_Instructions for the task_
Which lines of the records contain the word "false"? Copy each one.

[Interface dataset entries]
· · ·

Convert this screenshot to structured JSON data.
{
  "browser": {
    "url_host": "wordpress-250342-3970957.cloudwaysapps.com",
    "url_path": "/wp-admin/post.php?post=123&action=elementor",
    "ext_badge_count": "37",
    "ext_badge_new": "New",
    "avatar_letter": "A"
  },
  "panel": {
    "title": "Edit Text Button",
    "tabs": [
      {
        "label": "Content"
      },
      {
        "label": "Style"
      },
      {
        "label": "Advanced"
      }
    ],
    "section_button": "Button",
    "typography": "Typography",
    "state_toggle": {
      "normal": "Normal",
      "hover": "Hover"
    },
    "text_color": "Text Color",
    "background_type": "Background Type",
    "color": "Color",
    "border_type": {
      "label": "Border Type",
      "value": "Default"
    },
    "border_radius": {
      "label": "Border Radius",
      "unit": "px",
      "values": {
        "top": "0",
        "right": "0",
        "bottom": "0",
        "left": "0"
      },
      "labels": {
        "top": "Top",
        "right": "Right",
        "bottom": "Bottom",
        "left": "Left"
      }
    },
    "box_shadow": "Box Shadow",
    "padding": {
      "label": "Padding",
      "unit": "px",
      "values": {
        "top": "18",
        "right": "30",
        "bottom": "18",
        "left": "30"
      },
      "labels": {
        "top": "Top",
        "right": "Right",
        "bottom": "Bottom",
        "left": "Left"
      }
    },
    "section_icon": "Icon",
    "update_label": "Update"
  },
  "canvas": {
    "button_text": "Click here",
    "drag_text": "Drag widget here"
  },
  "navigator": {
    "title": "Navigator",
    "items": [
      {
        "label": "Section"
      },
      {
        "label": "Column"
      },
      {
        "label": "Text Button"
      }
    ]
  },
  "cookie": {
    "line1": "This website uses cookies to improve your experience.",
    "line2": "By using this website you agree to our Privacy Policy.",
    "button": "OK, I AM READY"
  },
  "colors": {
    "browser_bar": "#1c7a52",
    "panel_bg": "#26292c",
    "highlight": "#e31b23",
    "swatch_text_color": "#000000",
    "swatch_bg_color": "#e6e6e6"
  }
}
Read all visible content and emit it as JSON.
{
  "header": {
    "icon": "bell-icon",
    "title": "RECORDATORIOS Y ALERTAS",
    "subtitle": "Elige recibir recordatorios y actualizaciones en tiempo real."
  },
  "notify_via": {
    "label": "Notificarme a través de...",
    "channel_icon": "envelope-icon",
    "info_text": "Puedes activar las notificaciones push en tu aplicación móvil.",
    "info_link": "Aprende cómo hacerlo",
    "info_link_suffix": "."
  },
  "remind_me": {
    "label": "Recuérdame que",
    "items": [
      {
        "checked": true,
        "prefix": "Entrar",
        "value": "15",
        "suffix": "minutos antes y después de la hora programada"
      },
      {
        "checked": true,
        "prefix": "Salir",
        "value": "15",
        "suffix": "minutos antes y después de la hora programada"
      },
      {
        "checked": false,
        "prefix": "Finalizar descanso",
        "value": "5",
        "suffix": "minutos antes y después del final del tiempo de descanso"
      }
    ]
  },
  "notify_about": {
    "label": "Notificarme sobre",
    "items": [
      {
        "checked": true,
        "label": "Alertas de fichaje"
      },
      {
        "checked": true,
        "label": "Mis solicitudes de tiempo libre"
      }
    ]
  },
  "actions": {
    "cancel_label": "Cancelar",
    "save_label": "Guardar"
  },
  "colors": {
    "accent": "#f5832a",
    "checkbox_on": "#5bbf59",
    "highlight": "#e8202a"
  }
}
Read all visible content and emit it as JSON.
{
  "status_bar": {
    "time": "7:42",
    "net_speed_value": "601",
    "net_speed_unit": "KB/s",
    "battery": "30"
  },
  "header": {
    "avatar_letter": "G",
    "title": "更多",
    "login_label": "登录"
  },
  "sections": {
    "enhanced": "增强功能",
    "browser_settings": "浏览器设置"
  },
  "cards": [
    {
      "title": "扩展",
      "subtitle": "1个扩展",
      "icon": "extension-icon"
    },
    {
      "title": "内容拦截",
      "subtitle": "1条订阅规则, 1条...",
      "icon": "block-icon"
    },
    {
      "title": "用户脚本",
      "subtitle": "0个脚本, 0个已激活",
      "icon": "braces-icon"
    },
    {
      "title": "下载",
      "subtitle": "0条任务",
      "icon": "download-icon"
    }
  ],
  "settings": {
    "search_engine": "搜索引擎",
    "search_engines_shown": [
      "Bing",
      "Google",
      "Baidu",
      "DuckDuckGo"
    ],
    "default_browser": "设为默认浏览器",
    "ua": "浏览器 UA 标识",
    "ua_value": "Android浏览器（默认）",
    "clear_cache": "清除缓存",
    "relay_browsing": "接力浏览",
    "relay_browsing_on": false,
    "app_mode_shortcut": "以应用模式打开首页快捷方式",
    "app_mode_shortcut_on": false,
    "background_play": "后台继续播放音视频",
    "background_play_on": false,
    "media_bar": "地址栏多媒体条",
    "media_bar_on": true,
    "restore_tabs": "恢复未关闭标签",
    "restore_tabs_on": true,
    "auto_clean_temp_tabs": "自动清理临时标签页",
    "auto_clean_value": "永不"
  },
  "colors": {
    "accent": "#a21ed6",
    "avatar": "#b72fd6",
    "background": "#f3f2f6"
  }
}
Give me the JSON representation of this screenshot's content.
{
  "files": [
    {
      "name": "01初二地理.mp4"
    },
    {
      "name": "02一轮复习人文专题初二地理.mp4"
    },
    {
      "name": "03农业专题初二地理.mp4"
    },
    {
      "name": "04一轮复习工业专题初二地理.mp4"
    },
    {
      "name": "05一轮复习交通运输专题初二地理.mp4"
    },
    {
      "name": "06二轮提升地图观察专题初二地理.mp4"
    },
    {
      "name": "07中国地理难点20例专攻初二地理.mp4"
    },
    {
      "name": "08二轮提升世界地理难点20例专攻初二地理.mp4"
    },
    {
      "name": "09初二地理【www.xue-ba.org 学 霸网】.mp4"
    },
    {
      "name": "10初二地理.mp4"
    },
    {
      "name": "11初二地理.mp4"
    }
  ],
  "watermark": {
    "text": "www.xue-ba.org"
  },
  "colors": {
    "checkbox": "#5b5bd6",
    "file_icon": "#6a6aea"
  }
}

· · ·

_Result of this task_
        "checked": false,
    "relay_browsing_on": false,
    "app_mode_shortcut_on": false,
    "background_play_on": false,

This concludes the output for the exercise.